Your answer must be an exact copy of the listing below.

[Data excerpts]:
________

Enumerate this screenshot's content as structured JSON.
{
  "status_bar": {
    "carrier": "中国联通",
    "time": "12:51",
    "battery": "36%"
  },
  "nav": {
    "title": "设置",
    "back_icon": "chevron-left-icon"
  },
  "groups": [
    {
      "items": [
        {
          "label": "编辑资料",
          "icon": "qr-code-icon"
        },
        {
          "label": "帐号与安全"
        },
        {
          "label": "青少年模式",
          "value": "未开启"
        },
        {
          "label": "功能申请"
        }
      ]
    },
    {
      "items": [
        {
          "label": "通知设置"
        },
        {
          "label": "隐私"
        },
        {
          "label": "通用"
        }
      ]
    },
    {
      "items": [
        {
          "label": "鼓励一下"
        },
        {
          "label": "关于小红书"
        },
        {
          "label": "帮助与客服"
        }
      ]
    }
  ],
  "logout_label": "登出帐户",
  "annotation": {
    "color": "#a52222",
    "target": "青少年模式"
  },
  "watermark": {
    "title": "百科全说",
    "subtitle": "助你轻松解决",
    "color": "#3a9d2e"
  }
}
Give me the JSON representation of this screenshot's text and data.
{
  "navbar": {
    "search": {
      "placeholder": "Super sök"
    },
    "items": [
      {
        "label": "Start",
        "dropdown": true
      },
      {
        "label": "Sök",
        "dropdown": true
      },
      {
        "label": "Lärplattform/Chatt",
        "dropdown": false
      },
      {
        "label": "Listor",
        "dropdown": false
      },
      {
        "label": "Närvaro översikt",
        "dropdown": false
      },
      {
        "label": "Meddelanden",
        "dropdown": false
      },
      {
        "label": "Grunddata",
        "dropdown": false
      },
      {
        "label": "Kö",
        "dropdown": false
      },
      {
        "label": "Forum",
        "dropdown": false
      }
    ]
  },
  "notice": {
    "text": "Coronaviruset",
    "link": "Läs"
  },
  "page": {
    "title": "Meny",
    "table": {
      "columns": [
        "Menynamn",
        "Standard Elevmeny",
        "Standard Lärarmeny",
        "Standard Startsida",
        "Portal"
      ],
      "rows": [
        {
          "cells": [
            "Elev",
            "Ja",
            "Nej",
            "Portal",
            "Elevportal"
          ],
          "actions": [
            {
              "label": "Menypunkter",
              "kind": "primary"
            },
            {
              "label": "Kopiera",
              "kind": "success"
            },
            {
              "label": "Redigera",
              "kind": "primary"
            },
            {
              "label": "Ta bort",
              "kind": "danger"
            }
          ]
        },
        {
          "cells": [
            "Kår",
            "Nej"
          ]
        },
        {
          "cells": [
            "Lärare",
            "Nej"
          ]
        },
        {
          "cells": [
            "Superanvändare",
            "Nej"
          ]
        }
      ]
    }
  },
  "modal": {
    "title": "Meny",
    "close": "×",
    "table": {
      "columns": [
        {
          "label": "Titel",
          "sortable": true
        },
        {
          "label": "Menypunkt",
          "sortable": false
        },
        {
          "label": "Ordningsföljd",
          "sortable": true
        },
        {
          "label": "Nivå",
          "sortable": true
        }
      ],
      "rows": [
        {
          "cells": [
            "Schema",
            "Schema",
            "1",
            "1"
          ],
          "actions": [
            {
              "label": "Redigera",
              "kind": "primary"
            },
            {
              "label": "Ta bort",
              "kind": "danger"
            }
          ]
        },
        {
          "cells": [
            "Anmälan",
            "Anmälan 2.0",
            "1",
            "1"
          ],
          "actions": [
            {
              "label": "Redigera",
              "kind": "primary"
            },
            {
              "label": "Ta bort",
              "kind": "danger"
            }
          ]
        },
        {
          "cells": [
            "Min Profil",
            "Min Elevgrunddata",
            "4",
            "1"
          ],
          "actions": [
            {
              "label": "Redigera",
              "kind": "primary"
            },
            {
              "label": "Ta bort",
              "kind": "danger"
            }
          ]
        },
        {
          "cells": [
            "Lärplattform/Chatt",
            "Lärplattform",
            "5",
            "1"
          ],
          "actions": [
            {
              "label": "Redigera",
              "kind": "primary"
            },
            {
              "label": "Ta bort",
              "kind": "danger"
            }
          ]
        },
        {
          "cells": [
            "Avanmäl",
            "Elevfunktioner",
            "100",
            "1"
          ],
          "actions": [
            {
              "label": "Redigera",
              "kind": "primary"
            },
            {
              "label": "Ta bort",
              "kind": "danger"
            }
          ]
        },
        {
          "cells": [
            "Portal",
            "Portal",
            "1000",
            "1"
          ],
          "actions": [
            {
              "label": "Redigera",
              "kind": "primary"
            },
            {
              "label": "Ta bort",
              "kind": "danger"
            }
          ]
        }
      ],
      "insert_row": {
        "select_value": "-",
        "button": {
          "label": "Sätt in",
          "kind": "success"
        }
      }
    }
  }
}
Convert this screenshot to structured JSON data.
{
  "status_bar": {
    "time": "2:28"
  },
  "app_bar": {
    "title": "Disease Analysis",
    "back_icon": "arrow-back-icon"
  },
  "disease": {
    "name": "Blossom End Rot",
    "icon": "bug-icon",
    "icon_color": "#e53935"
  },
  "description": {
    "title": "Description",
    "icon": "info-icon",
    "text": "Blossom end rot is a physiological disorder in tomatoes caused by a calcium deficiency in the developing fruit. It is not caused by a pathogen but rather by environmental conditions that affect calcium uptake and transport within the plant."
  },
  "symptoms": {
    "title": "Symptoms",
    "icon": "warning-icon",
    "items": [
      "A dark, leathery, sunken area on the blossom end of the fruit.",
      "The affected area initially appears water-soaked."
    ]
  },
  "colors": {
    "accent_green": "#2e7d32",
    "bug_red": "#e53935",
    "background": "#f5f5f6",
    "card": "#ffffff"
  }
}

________

[Final answer]:
Enumerate this screenshot's content as structured JSON.
{
  "status_bar": {
    "carrier": "中国联通",
    "time": "12:51",
    "battery": "36%"
  },
  "nav": {
    "title": "设置",
    "back_icon": "chevron-left-icon"
  },
  "groups": [
    {
      "items": [
        {
          "label": "编辑资料",
          "icon": "qr-code-icon"
        },
        {
          "label": "帐号与安全"
        },
        {
          "label": "青少年模式",
          "value": "未开启"
        },
        {
          "label": "功能申请"
        }
      ]
    },
    {
      "items": [
        {
          "label": "通知设置"
        },
        {
          "label": "隐私"
        },
        {
          "label": "通用"
        }
      ]
    },
    {
      "items": [
        {
          "label": "鼓励一下"
        },
        {
          "label": "关于小红书"
        },
        {
          "label": "帮助与客服"
        }
      ]
    }
  ],
  "logout_label": "登出帐户",
  "annotation": {
    "color": "#a52222",
    "target": "青少年模式"
  },
  "watermark": {
    "title": "百科全说",
    "subtitle": "助你轻松解决",
    "color": "#3a9d2e"
  }
}
Give me the JSON representation of this screenshot's text and data.
{
  "navbar": {
    "search": {
      "placeholder": "Super sök"
    },
    "items": [
      {
        "label": "Start",
        "dropdown": true
      },
      {
        "label": "Sök",
        "dropdown": true
      },
      {
        "label": "Lärplattform/Chatt",
        "dropdown": false
      },
      {
        "label": "Listor",
        "dropdown": false
      },
      {
        "label": "Närvaro översikt",
        "dropdown": false
      },
      {
        "label": "Meddelanden",
        "dropdown": false
      },
      {
        "label": "Grunddata",
        "dropdown": false
      },
      {
        "label": "Kö",
        "dropdown": false
      },
      {
        "label": "Forum",
        "dropdown": false
      }
    ]
  },
  "notice": {
    "text": "Coronaviruset",
    "link": "Läs"
  },
  "page": {
    "title": "Meny",
    "table": {
      "columns": [
        "Menynamn",
        "Standard Elevmeny",
        "Standard Lärarmeny",
        "Standard Startsida",
        "Portal"
      ],
      "rows": [
        {
          "cells": [
            "Elev",
            "Ja",
            "Nej",
            "Portal",
            "Elevportal"
          ],
          "actions": [
            {
              "label": "Menypunkter",
              "kind": "primary"
            },
            {
              "label": "Kopiera",
              "kind": "success"
            },
            {
              "label": "Redigera",
              "kind": "primary"
            },
            {
              "label": "Ta bort",
              "kind": "danger"
            }
          ]
        },
        {
          "cells": [
            "Kår",
            "Nej"
          ]
        },
        {
          "cells": [
            "Lärare",
            "Nej"
          ]
        },
        {
          "cells": [
            "Superanvändare",
            "Nej"
          ]
        }
      ]
    }
  },
  "modal": {
    "title": "Meny",
    "close": "×",
    "table": {
      "columns": [
        {
          "label": "Titel",
          "sortable": true
        },
        {
          "label": "Menypunkt",
          "sortable": false
        },
        {
          "label": "Ordningsföljd",
          "sortable": true
        },
        {
          "label": "Nivå",
          "sortable": true
        }
      ],
      "rows": [
        {
          "cells": [
            "Schema",
            "Schema",
            "1",
            "1"
          ],
          "actions": [
            {
              "label": "Redigera",
              "kind": "primary"
            },
            {
              "label": "Ta bort",
              "kind": "danger"
            }
          ]
        },
        {
          "cells": [
            "Anmälan",
            "Anmälan 2.0",
            "1",
            "1"
          ],
          "actions": [
            {
              "label": "Redigera",
              "kind": "primary"
            },
            {
              "label": "Ta bort",
              "kind": "danger"
            }
          ]
        },
        {
          "cells": [
            "Min Profil",
            "Min Elevgrunddata",
            "4",
            "1"
          ],
          "actions": [
            {
              "label": "Redigera",
              "kind": "primary"
            },
            {
              "label": "Ta bort",
              "kind": "danger"
            }
          ]
        },
        {
          "cells": [
            "Lärplattform/Chatt",
            "Lärplattform",
            "5",
            "1"
          ],
          "actions": [
            {
              "label": "Redigera",
              "kind": "primary"
            },
            {
              "label": "Ta bort",
              "kind": "danger"
            }
          ]
        },
        {
          "cells": [
            "Avanmäl",
            "Elevfunktioner",
            "100",
            "1"
          ],
          "actions": [
            {
              "label": "Redigera",
              "kind": "primary"
            },
            {
              "label": "Ta bort",
              "kind": "danger"
            }
          ]
        },
        {
          "cells": [
            "Portal",
            "Portal",
            "1000",
            "1"
          ],
          "actions": [
            {
              "label": "Redigera",
              "kind": "primary"
            },
            {
              "label": "Ta bort",
              "kind": "danger"
            }
          ]
        }
      ],
      "insert_row": {
        "select_value": "-",
        "button": {
          "label": "Sätt in",
          "kind": "success"
        }
      }
    }
  }
}
Convert this screenshot to structured JSON data.
{
  "status_bar": {
    "time": "2:28"
  },
  "app_bar": {
    "title": "Disease Analysis",
    "back_icon": "arrow-back-icon"
  },
  "disease": {
    "name": "Blossom End Rot",
    "icon": "bug-icon",
    "icon_color": "#e53935"
  },
  "description": {
    "title": "Description",
    "icon": "info-icon",
    "text": "Blossom end rot is a physiological disorder in tomatoes caused by a calcium deficiency in the developing fruit. It is not caused by a pathogen but rather by environmental conditions that affect calcium uptake and transport within the plant."
  },
  "symptoms": {
    "title": "Symptoms",
    "icon": "warning-icon",
    "items": [
      "A dark, leathery, sunken area on the blossom end of the fruit.",
      "The affected area initially appears water-soaked."
    ]
  },
  "colors": {
    "accent_green": "#2e7d32",
    "bug_red": "#e53935",
    "background": "#f5f5f6",
    "card": "#ffffff"
  }
}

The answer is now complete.